Jadon Joyner, International Officer at London Met, discusses representation in study abroad experiences, a topic he'll explore at this year's Diversity Abroad Annual Conference.
Date: 27 August 2021
We are all role models for someone, whether at home, school or in our local communities. At this year’s Diversity Abroad Annual Conference, taking place in Atlanta, Georgia, I will be running a session exploring the impact that an individuals' travel can have on the next generation through inspiration, confidence-building, and representation.
I will be discussing the challenges of the "starting line", particularly for young people from underrepresented backgrounds, but also illuminating the opportunities within studying abroad and full-degree programs, and the impact these examples have not only on travellers but also on those around them.
What do we want from life? One of the most common answers is that people want to know they've had a positive impact on someone else's life. In every experience we have and share, we drive change through inspiring and impacting others. The session will centre around the impact we can all have through sharing our stories, and I’ll be using my own story as an example.
As a former Trojan sprinter at the University of Southern California, my story starts in high school. My first real introduction to track was Penn Relays, the largest track-meet in North America. Just as we pass the baton to our teammates in a relay race, I believe we should pass our travel experiences to the next generation. Like sport, travel has the ability to unite, educate, and inspire. Many people of colour do not believe that travel is "for them" mainly because they've never seen "themselves" abroad. I believe that we do not recognize the significance that our travel has on people that look like and relate to us.
Sharing your experience of living, studying, or working abroad can not only inspire entire communities but also move towards a more equitable environment. I will be sharing my own experience living in China and studying abroad in East Asia and Europe as a person of colour, and the impact my example had on the people around me.

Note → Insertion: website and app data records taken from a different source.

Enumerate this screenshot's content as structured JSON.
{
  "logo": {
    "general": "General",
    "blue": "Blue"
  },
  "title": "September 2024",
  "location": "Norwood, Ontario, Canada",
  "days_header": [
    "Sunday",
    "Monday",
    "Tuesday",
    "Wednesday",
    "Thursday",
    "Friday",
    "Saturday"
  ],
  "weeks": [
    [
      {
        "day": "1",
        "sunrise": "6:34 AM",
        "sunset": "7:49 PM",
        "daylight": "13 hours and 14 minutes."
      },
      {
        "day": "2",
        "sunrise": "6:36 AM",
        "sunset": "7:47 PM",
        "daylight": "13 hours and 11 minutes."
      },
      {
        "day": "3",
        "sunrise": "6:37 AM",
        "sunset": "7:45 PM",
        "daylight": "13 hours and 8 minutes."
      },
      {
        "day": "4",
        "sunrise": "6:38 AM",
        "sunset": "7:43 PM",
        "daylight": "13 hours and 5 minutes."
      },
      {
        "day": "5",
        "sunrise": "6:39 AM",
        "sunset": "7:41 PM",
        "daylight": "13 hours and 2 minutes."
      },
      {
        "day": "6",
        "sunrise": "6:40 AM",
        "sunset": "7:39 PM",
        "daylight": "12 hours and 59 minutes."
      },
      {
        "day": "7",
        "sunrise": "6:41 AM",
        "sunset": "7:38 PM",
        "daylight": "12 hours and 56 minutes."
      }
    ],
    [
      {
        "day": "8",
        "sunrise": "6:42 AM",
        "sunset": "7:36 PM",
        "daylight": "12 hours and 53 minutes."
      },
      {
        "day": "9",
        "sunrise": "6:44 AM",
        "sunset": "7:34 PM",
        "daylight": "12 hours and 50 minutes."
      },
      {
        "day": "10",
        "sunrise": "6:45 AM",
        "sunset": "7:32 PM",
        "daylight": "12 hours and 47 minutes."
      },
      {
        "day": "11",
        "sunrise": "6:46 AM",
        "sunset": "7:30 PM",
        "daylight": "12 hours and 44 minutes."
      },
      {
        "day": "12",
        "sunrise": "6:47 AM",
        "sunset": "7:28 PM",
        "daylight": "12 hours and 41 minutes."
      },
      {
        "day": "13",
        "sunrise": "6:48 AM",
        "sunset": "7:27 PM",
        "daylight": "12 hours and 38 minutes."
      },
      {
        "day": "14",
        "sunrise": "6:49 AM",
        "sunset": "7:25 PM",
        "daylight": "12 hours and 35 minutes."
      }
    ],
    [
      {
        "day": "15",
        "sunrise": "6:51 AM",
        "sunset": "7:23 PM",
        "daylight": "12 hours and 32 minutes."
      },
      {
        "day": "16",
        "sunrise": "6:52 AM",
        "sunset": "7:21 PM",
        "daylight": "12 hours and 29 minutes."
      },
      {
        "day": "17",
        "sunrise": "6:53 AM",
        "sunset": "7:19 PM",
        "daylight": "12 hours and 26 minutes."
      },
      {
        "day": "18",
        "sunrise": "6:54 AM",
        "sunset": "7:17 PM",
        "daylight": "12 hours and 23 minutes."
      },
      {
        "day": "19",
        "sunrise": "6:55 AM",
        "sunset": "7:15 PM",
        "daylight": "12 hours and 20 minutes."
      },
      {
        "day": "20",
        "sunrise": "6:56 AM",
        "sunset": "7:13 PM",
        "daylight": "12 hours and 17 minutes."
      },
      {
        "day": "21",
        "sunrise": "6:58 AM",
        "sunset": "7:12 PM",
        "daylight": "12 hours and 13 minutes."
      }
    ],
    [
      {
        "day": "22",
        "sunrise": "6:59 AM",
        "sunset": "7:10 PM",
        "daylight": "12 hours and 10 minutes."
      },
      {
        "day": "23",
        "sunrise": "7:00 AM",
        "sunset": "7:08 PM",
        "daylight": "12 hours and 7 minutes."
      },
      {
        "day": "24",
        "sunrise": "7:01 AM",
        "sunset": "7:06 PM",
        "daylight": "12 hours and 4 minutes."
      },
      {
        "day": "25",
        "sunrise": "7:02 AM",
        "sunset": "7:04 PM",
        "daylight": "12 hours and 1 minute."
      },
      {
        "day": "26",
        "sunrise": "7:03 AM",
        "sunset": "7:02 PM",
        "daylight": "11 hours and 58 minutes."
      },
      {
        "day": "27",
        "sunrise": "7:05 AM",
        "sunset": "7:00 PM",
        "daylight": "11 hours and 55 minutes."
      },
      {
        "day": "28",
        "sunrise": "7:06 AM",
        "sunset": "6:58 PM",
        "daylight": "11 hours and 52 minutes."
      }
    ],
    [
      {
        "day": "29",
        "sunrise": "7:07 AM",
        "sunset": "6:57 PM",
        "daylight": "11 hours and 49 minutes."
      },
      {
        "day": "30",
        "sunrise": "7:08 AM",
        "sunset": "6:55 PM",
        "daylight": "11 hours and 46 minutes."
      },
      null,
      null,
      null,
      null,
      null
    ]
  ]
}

Attendees will learn how personal travel experiences can impact their communities and inspire others to participate. Using athletics as a metaphor, attendees will be able to articulate how to pay forward their international experiences within their own communities to drive toward a more equitable future, as well as gaining confidence in their interactions with students when sharing their international experiences.